  1. Screen Displays
  2. Program Structure
  3. Keyboard Input
  4. Program Control
  5. File Display
  6. File I/O
  7. Basic Graphics
  8. More Graphics
  9. Animations  
  10. Wave Simulator

The links above point to a brief outline of each program that in-turn provide links to the source code and executable programs. However, as stated, while I know the FreeBasic .exe files on this website are not intended to be malicious to your system, you should always be cautious of loading such files from any website that you do not know or trust. However, before jumping into to these example, it may be worth just introducing some basic data types.

Variable Scope

The scope of a variable refers to its visibility or accessibility within a program. A ‘local variable’ is defined at the module level and is visible within the module level code, but not to any subroutine or function within the module. By the same token, variables defined within a subroutine or function are local to the subroutine or function and are not visible to module level code or any other subroutine or function. However, a variable may be defined as ‘shared’ provided its name is unique within the global scope of all modules, subroutines and functions. There are many aspects to the declaration of various types of variable, but the basic idea of local and shared is enough to get started.

Data Types

The subject of data types within a programming language is another topic that can quickly expand such that the detail can overwhelm a person simply wanting to get started. As such, the following table will restrict its outline to the basic numeric and string data types and therefore while far from a complete definition of even the numeric data types, it is probably enough for most people to get started:

Data Type Size Limits
Byte 8-bit.
1 byte
Double 64-bit,
floating point,
8 bytes
Integer 32-bit,
4 bytes
Short 16-bit,
2 bytes
Single 32-bit,
floating point,
4 bytes
1.1 E-38
3.43 E+38
Pointer 32-bit,
memory address,
4 bytes
Must be
at runtime

The following examples are essentially generic to all numeric data types and use the INTEGER type for comparison.

Dim myVar As Integer
This will create a single integer-type variable.

Dim As Integer myVar, myVar2
This will create two integer-type variables. While defining multiple variables on the same line is OK, remember about comments so that other people, and yourself, can understand the purpose of the variable.

Dim myVar as Integer = 5
This will create an integer-type variable and set the value of the variable to 5. Some compilers do not like the declaration and initial value assignment to be linked. From a structural viewpoint, it can be argued that declaration of all variables might be done in separate include file, while the initialisation of the variable is carried out at some appropriate within the source code.

The string data type is also essential to even the most simplest of programs, such as the “Hello, world” example in screenDisplay, because text strings are invariably required to communicate any sort of result to the program user. However, computers really only understand numbers and therefore text data is always mapped to some sort of numeric equivalence code, although we do not need to understand such details at this stage. Therefore, with the ‘get started’ goal in mind, we shall only outline 2 basic ideas linked with dynamic and fixed strings. Dynamic strings are variable-length strings that the compiler automatically allocates and resizes as needed, e.g.

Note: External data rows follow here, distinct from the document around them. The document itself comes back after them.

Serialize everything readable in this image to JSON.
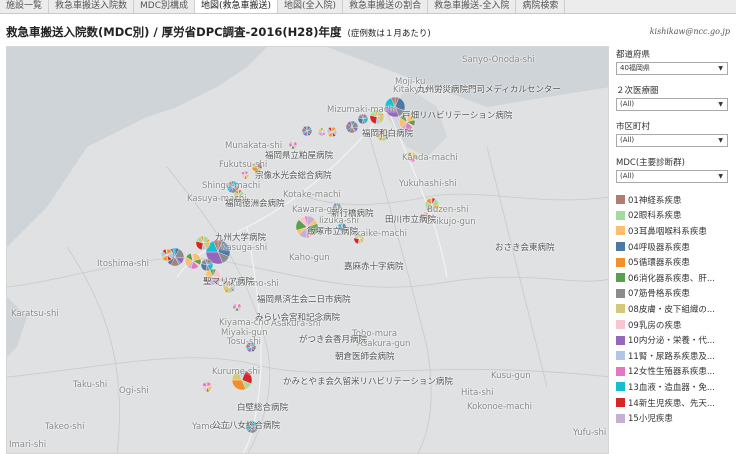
{
  "tabs": [
    {
      "label": "施設一覧",
      "active": false
    },
    {
      "label": "救急車搬送入院数",
      "active": false
    },
    {
      "label": "MDC別構成",
      "active": false
    },
    {
      "label": "地図(救急車搬送)",
      "active": true
    },
    {
      "label": "地図(全入院)",
      "active": false
    },
    {
      "label": "救急車搬送の割合",
      "active": false
    },
    {
      "label": "救急車搬送-全入院",
      "active": false
    },
    {
      "label": "病院検索",
      "active": false
    }
  ],
  "header": {
    "title": "救急車搬送入院数(MDC別) / 厚労省DPC調査-2016(H28)年度",
    "note": "(症例数は１月あたり)",
    "author": "kishikaw@ncc.go.jp"
  },
  "filters": {
    "prefecture_label": "都道府県",
    "prefecture_value": "40福岡県",
    "region_label": "２次医療圏",
    "region_value": "(All)",
    "city_label": "市区町村",
    "city_value": "(All)",
    "mdc_label": "MDC(主要診断群)",
    "mdc_value": "(All)"
  },
  "legend": [
    {
      "label": "01神経系疾患",
      "color": "#b07d73"
    },
    {
      "label": "02眼科系疾患",
      "color": "#a6dba0"
    },
    {
      "label": "03耳鼻咽喉科系疾患",
      "color": "#fdbf6f"
    },
    {
      "label": "04呼吸器系疾患",
      "color": "#4e79a7"
    },
    {
      "label": "05循環器系疾患",
      "color": "#f28e2b"
    },
    {
      "label": "06消化器系疾患、肝...",
      "color": "#59a14f"
    },
    {
      "label": "07筋骨格系疾患",
      "color": "#8c8c8c"
    },
    {
      "label": "08皮膚・皮下組織の...",
      "color": "#d4c97a"
    },
    {
      "label": "09乳房の疾患",
      "color": "#f7c6d0"
    },
    {
      "label": "10内分泌・栄養・代...",
      "color": "#9467bd"
    },
    {
      "label": "11腎・尿路系疾患及...",
      "color": "#aec7e8"
    },
    {
      "label": "12女性生殖器系疾患...",
      "color": "#e377c2"
    },
    {
      "label": "13血液・造血器・免...",
      "color": "#17becf"
    },
    {
      "label": "14新生児疾患、先天...",
      "color": "#d62728"
    },
    {
      "label": "15小児疾患",
      "color": "#c5b0d5"
    }
  ],
  "map": {
    "place_labels": [
      "Sanyo-Onoda-shi",
      "Moji-ku",
      "Kitakyushu-shi",
      "Mizumaki-machi",
      "Munakata-shi",
      "Fukutsu-shi",
      "Kanda-machi",
      "Yukuhashi-shi",
      "Shingu-machi",
      "Kasuya-machi",
      "Kotake-machi",
      "Kawara-gun",
      "Iizuka-shi",
      "Akaike-machi",
      "Buzen-shi",
      "Chikujo-gun",
      "Kasuga-shi",
      "Kaho-gun",
      "Itoshima-shi",
      "Chikushino-shi",
      "Karatsu-shi",
      "Kiyama-cho",
      "Miyaki-gun",
      "Asakura-shi",
      "Tosu-shi",
      "Toho-mura",
      "Asakura-gun",
      "Taku-shi",
      "Ogi-shi",
      "Kurume-shi",
      "Hita-shi",
      "Kusu-gun",
      "Kokonoe-machi",
      "Takeo-shi",
      "Yame-shi",
      "Yufu-shi",
      "Imari-shi"
    ],
    "hospital_labels": [
      "九州労災病院門司メディカルセンター",
      "戸畑リハビリテーション病院",
      "宗像水光会総合病院",
      "福岡和白病院",
      "福岡県済生会二日市病院",
      "がつき会香月病院",
      "かみとやま会久留米リハビリテーション病院",
      "白壁総合病院",
      "公立八女総合病院",
      "飯塚市立病院",
      "田川市立病院",
      "嘉麻赤十字病院",
      "新行橋病院",
      "みらい会宮和記念病院",
      "福岡徳洲会病院",
      "九州大学病院",
      "おさき会東病院",
      "福岡県立粕屋病院",
      "朝倉医師会病院",
      "聖マリア病院"
    ]
  }
}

vs = "Hello

alternative declaration
DIM vs$
vs$ = "World"

This alternative declaration is shown simply because some ‘dialects’ of the BASIC language require the [$] identifier

Fixed-length 32 byte string

fs = "Hello World"

As a general statement, the quick-start examples will essentially focus on the use of variable length strings, the manipulation of text strings can also raise the topic of buffer array and string pointers. However, introducing this level of detail upfront can be counter-productive as they are topics best addressed after you are up and running. So now might be a good time to take a look at some examples.